Volume II, No. 1; September 14, 2004
The Community Based Learning “Click” i
domestic violence all too often involves repeat offenses. Try as
it might, the justice system frequently fails to protect victims
even if they have dutifully reported an incident. Several years
ago, I was involved in a project in San Francisco with the Domestic
Violence Information Network to improve the recording and flow of
information to police so that they would be better prepared to recognize
a repeat offense. The project brought together representatives of the
police department, district attorney’s office, municipal judges,
and city jailers, and included community organizations that play an
important role finding temporary housing and helping abused spouses
put their lives back together. The collaborative project experience
was an eye opener to say the least.
I joined the project with all sorts of expectations regarding the
design of information systems. As a computing professional, I took
a formal academic approach based on a model that goes from specifications
to implementation to testing. What I learned was well beyond the
material covered in my collection of textbooks!
Typically, the judicial system first became involved when the abused
spouse (by the way, not always a woman) called the court and asked

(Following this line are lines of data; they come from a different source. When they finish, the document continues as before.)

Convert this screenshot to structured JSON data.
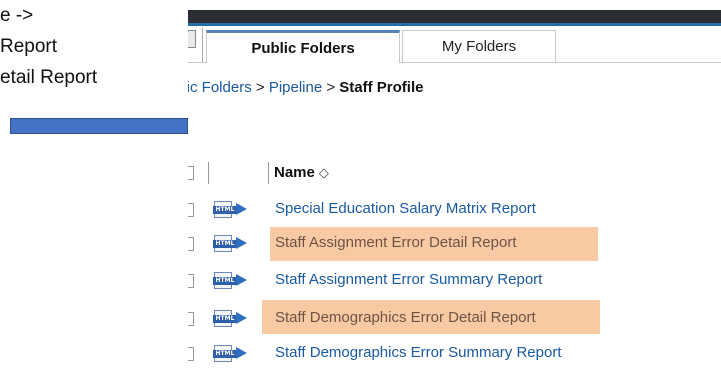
{
  "document_text": {
    "lines": [
      "e ->",
      "Report",
      "etail Report"
    ]
  },
  "tabs": {
    "public_folders": "Public Folders",
    "my_folders": "My Folders"
  },
  "breadcrumb": {
    "items": [
      "blic Folders",
      "Pipeline"
    ],
    "separator": ">",
    "current": "Staff Profile"
  },
  "list": {
    "header_name": "Name",
    "sort_glyph": "◇",
    "icon_label": "HTML",
    "rows": [
      {
        "label": "Special Education Salary Matrix Report",
        "highlighted": false
      },
      {
        "label": "Staff Assignment Error Detail Report",
        "highlighted": true
      },
      {
        "label": "Staff Assignment Error Summary Report",
        "highlighted": false
      },
      {
        "label": "Staff Demographics Error Detail Report",
        "highlighted": true
      },
      {
        "label": "Staff Demographics Error Summary Report",
        "highlighted": false
      }
    ]
  },
  "colors": {
    "highlight": "#f8caa4",
    "link": "#1a5aa0",
    "topbar": "#2a2d34",
    "annotation_bar": "#4472c4"
  }
}
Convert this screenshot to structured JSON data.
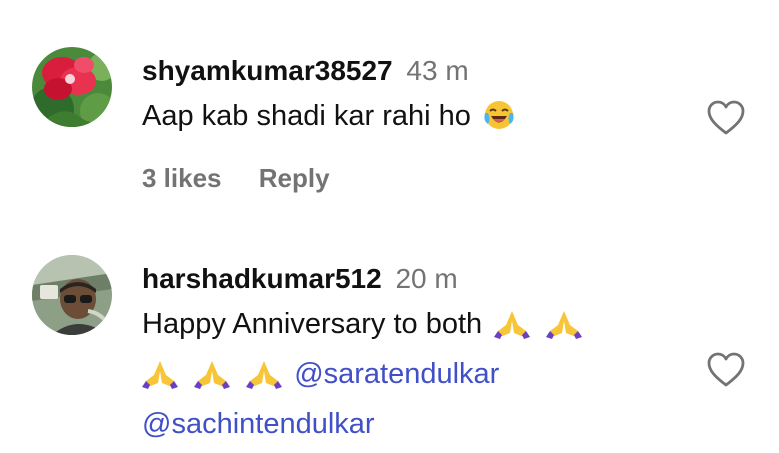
{
  "comments": [
    {
      "username": "shyamkumar38527",
      "time": "43 m",
      "text": "Aap kab shadi kar rahi ho",
      "emoji": "face-with-tears-of-joy-icon",
      "likes": "3 likes",
      "reply": "Reply",
      "avatar": "red-flower-avatar"
    },
    {
      "username": "harshadkumar512",
      "time": "20 m",
      "text": "Happy Anniversary to both",
      "emoji": "folded-hands-icon",
      "mentions": [
        "@saratendulkar",
        "@sachintendulkar"
      ],
      "avatar": "man-in-car-avatar"
    }
  ],
  "colors": {
    "username": "#111111",
    "secondary": "#737373",
    "mention": "#4150c7"
  }
}
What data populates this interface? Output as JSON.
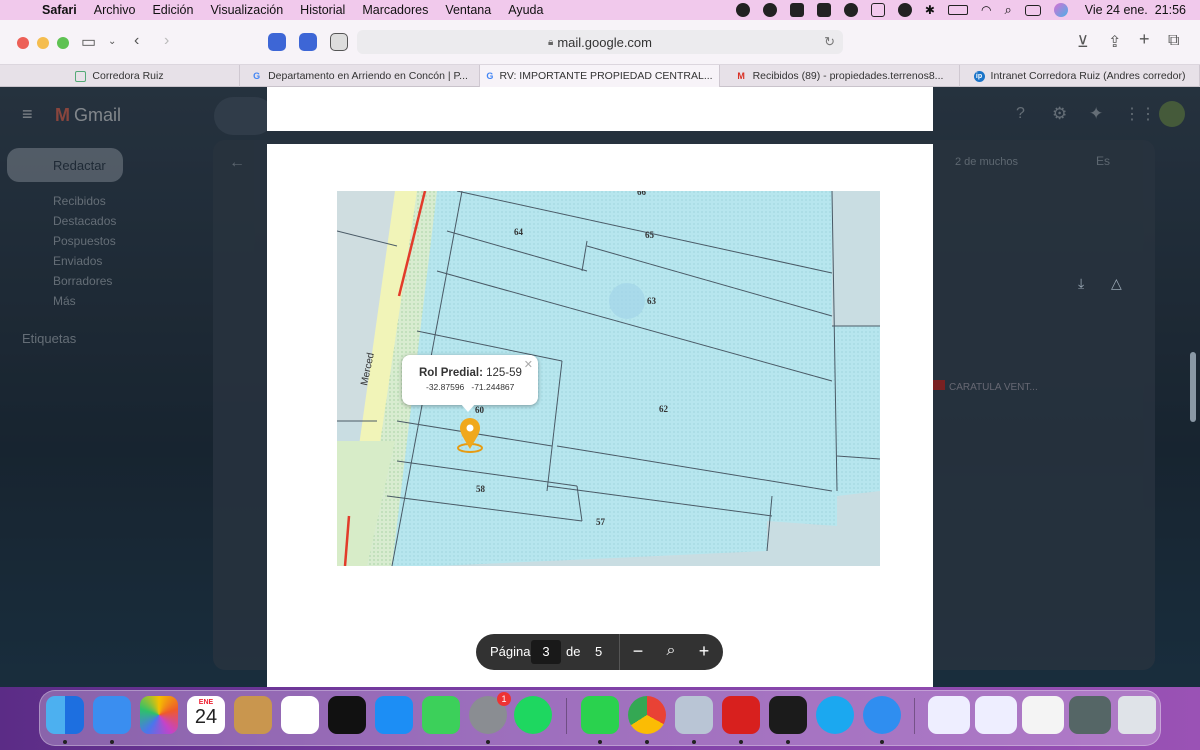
{
  "menubar": {
    "items": [
      "Safari",
      "Archivo",
      "Edición",
      "Visualización",
      "Historial",
      "Marcadores",
      "Ventana",
      "Ayuda"
    ],
    "datetime": "Vie 24 ene.  21:56"
  },
  "safari": {
    "url": "mail.google.com",
    "tabs": [
      {
        "label": "Corredora Ruiz",
        "icon": "corredora-favicon"
      },
      {
        "label": "Departamento en Arriendo en Concón | P...",
        "icon": "google-favicon"
      },
      {
        "label": "RV: IMPORTANTE PROPIEDAD CENTRAL...",
        "icon": "google-favicon",
        "active": true
      },
      {
        "label": "Recibidos (89) - propiedades.terrenos8...",
        "icon": "gmail-favicon"
      },
      {
        "label": "Intranet Corredora Ruiz (Andres corredor)",
        "icon": "intranet-favicon"
      }
    ]
  },
  "gmail": {
    "logo": "Gmail",
    "compose": "Redactar",
    "nav": [
      "Recibidos",
      "Destacados",
      "Pospuestos",
      "Enviados",
      "Borradores",
      "Más"
    ],
    "labels_title": "Etiquetas",
    "pagination": "2 de muchos",
    "lang": "Es",
    "attachment": "CARATULA VENT..."
  },
  "map": {
    "street": "Merced",
    "lots": [
      "66",
      "64",
      "65",
      "63",
      "62",
      "58",
      "57",
      "60"
    ],
    "popup": {
      "title": "Rol Predial:",
      "value": "125-59",
      "coords": "-32.87596   -71.244867"
    }
  },
  "pdf_viewer": {
    "page_label": "Página",
    "current_page": "3",
    "of_label": "de",
    "total_pages": "5"
  },
  "dock": {
    "calendar_month": "ENE",
    "calendar_day": "24",
    "settings_badge": "1"
  }
}
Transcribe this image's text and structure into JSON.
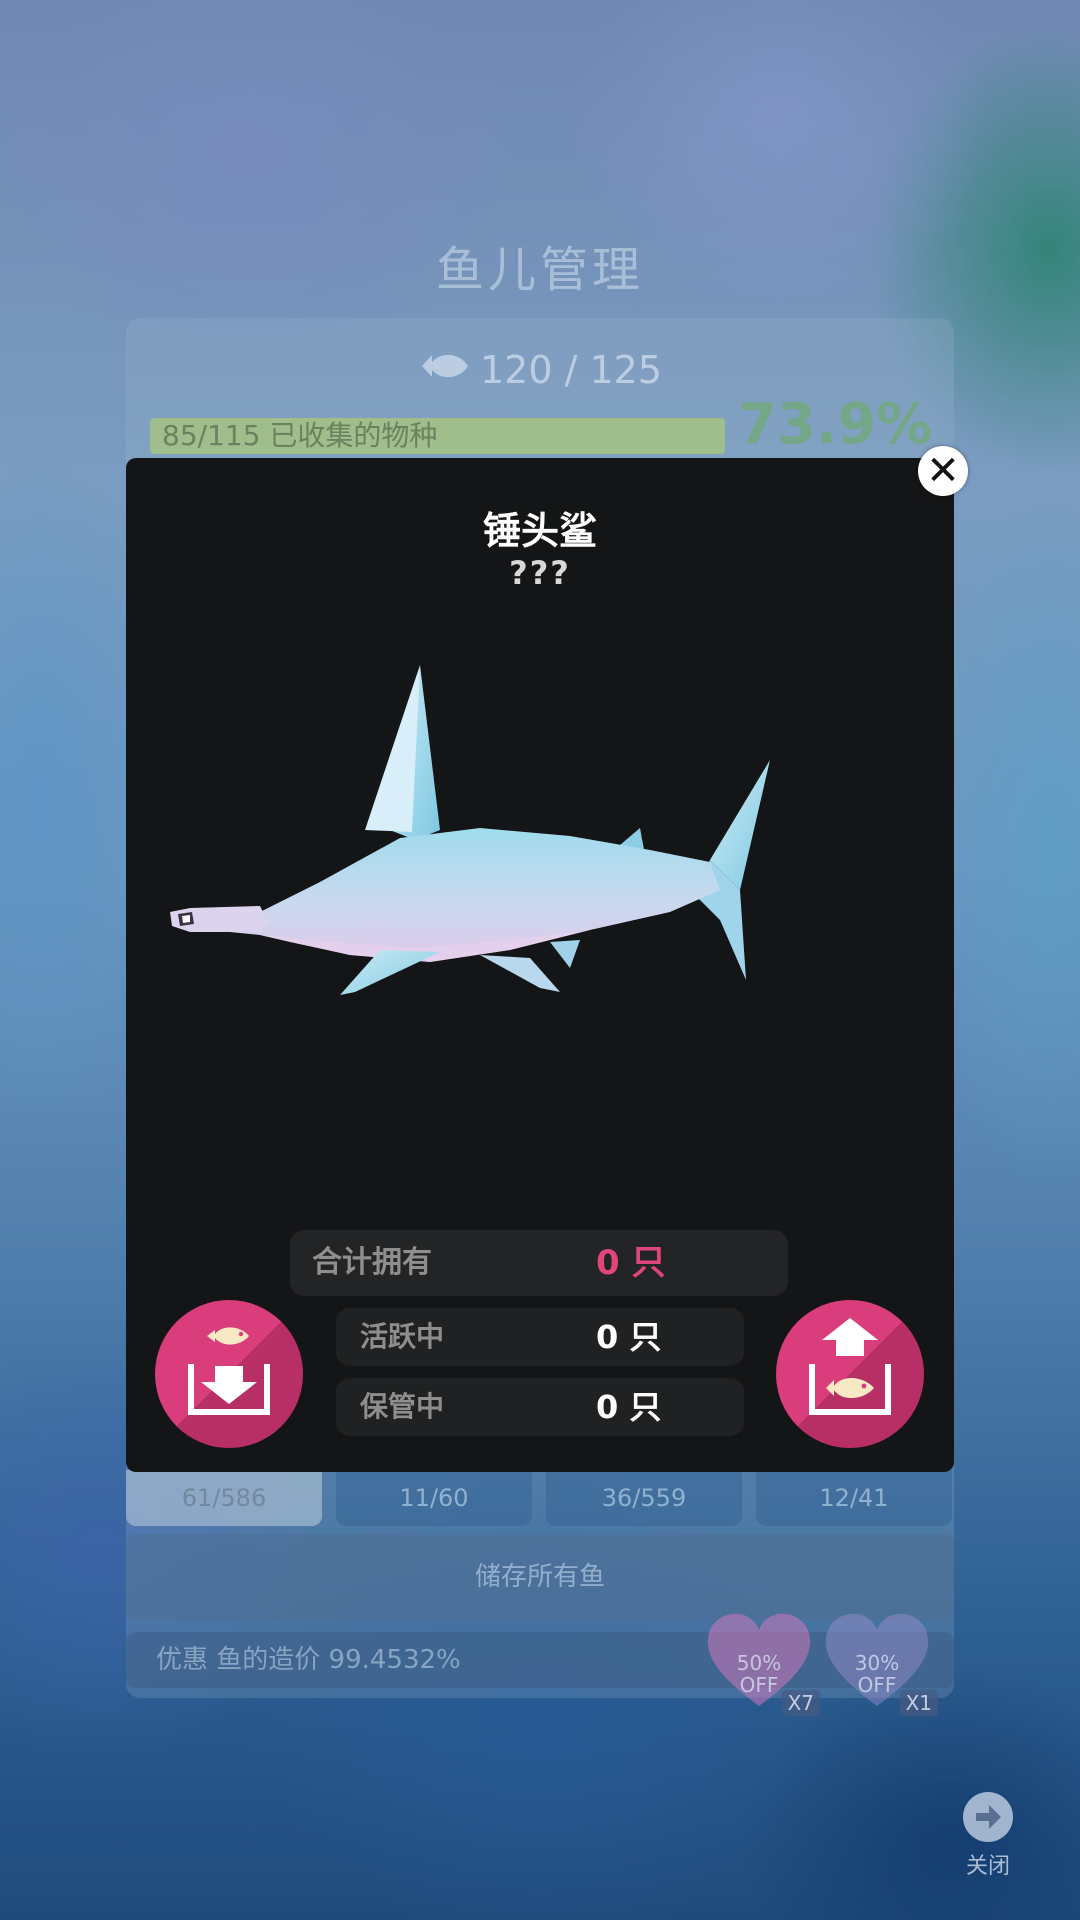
{
  "background": {
    "title": "鱼儿管理",
    "fish_count": "120 / 125",
    "collected_label": "85/115 已收集的物种",
    "collected_percent": "73.9%",
    "tabs": [
      "61/586",
      "11/60",
      "36/559",
      "12/41"
    ],
    "store_all_label": "储存所有鱼",
    "discount_label": "优惠 鱼的造价 99.4532%",
    "coupons": [
      {
        "text": "50%\nOFF",
        "multiplier": "X7"
      },
      {
        "text": "30%\nOFF",
        "multiplier": "X1"
      }
    ],
    "close_label": "关闭"
  },
  "modal": {
    "fish_name": "锤头鲨",
    "fish_subtitle": "???",
    "total_label": "合计拥有",
    "total_value": "0 只",
    "active_label": "活跃中",
    "active_value": "0 只",
    "stored_label": "保管中",
    "stored_value": "0 只",
    "close_symbol": "✕"
  },
  "colors": {
    "accent_pink": "#da3d7c",
    "modal_bg": "#141516",
    "total_value_color": "#e0467c"
  },
  "icons": {
    "store_button": "fish-into-box-icon",
    "release_button": "fish-out-of-box-icon"
  }
}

for a temporary restraining order (TRO) to be placed on the offender.
The court issued this order and recorded it in the Department of
Justice records. At the time of our study, however, the police had
no direct access to this information, and as we discovered, the
only record of a TRO that was provided to the police was recorded
on a 3 x 5 index card that sat on the police sergeant’s desk.
Unfortunately, it was frequently the case that a second incident
of abuse would occur on the following day, and unless the police
dispatched to the scene had searched the index cards, they would
have no knowledge of the TRO.
One solution we considered was to have the 911 operators who received
the call (usually from a neighbor) search the Justice Department
records by street address to see if a TRO was in place. However,
the 911 operators were not authorized by the courts to have access,
and their focus was on the call at hand, determining its level of
severity and passing on this information to police dispatchers.
The dispatchers, on the other hand, were authorized to perform
a record search. In fact they sat in front of an elaborate screen
in which four quadrants were set up to help them work as efficiently
as possible – one for the list of all incoming calls sorted
by severity, one for the list of all locations of police vehicles,
one for the call they were immediately working on, and the last
for access to records. It was their practice, however, not to initiate
a search of the records unless the police at the scene requested
it – something the responding officers rarely did because
they were concerned with the potential for violence in front of
them. All too often, the offending spouse, hearing the police sirens
approach, would threaten extreme retribution if the police were
told about the prior incident. Not knowing about the TRO, the common
police practice was to conduct a “cooling off” walk
with the offender around the block. Once the police had left the
scene, the victim was at the mercy of the abuser.
There were numerous additional problems of information flow at
the D.A.’s office, the jail and the shelters that I won’t
go into here. I will add that every person we met in the network,
from the judges to the police to the lawyers and the shelter operators
were earnest and dedicated in their efforts to make things better,
but the gaps in the system could lead to tragic consequences.
Alas, here’s what we discovered – the uselessness of
the information system in preventing repeat offenses was not due
to technological issues of access and performance, but rather to
a series of rules and practices that prevented timely information
to be present at hand. For all my training and for all the structured
approaches that I had presented to the students who accompanied
me on the study, I discovered a more profound truth – the
information system rules were a far second in importance to the
human system rules. This is a lesson that would be nearly impossible
to convey in the classroom.
It was during this experience that I had my community based learning
“click”. The “click”, you may recall, was
an expression for a consciousness raising insight that was popularized
by Gloria Steinem and other feminists in the 1960s. It referred
to the moment when a woman experienced discrimination so clearly
that she saw her whole life in a radically new light, an epiphany
that would change her worldview.
So, I unapologetically usurp the term for my community based learning
awakening. Once recognizing the complex relationship between systems,
both human and machine, I never looked at a design again in quite
the same way. And I continue to embrace experiential learning for
my students, so that they might have their own clicks.
The information system, by the way, did improve somewhat a year
later when the police department had laptops installed into many
of their vehicles. Coincidentally this was the consequence of a
parallel study quite separate from our own that was conducted by
a faculty colleague in Public Administration who knew less about
technology but more about how things actually work.
CSU, Service-Learning Faculty Scholar
i The full version of this article, What I Never
Learned in Class: Lessons from Community Based Learning appeared
in the AAHE Monograph on Concepts and Models for Service-Learning
in Engineering, “Projects That Matter.”